___ Data for this exercise ___
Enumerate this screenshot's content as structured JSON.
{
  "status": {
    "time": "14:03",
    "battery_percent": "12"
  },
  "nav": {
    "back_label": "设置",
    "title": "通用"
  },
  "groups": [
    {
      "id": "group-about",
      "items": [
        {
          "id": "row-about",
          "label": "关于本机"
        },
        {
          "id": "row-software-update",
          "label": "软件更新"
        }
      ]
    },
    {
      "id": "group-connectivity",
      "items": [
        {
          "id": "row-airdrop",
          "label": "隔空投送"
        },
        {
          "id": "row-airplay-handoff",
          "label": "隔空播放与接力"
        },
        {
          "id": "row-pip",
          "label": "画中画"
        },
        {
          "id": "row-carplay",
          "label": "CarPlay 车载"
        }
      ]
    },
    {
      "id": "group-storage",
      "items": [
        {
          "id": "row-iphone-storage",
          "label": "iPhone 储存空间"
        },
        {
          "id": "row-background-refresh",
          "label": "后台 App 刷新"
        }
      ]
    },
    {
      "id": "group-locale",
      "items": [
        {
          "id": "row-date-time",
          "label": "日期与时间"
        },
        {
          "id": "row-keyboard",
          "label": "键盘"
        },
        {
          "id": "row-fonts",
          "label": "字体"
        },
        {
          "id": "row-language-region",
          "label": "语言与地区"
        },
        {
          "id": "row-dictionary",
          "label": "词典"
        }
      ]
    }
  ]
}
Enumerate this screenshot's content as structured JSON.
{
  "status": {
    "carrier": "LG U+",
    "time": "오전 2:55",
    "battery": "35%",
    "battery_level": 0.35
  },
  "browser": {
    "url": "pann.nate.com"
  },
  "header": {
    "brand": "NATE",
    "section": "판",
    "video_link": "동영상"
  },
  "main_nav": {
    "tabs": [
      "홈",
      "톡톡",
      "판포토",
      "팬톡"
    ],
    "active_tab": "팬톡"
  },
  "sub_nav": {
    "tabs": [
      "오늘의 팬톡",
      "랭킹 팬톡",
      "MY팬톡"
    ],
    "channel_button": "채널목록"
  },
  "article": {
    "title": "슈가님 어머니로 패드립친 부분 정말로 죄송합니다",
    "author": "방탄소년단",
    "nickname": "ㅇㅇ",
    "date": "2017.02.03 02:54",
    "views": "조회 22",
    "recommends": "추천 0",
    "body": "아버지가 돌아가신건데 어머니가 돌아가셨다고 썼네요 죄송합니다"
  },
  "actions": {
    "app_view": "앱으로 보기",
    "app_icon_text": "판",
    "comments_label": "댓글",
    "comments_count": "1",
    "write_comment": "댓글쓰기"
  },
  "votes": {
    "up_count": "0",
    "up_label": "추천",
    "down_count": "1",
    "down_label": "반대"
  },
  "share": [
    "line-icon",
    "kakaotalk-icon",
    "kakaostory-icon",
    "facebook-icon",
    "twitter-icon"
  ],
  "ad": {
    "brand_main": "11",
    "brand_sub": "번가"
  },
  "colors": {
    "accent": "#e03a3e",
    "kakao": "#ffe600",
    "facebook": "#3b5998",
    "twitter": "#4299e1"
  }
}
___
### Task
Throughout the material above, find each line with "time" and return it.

### Answer to this task
    "time": "14:03",
          "id": "row-date-time",
    "time": "오전 2:55",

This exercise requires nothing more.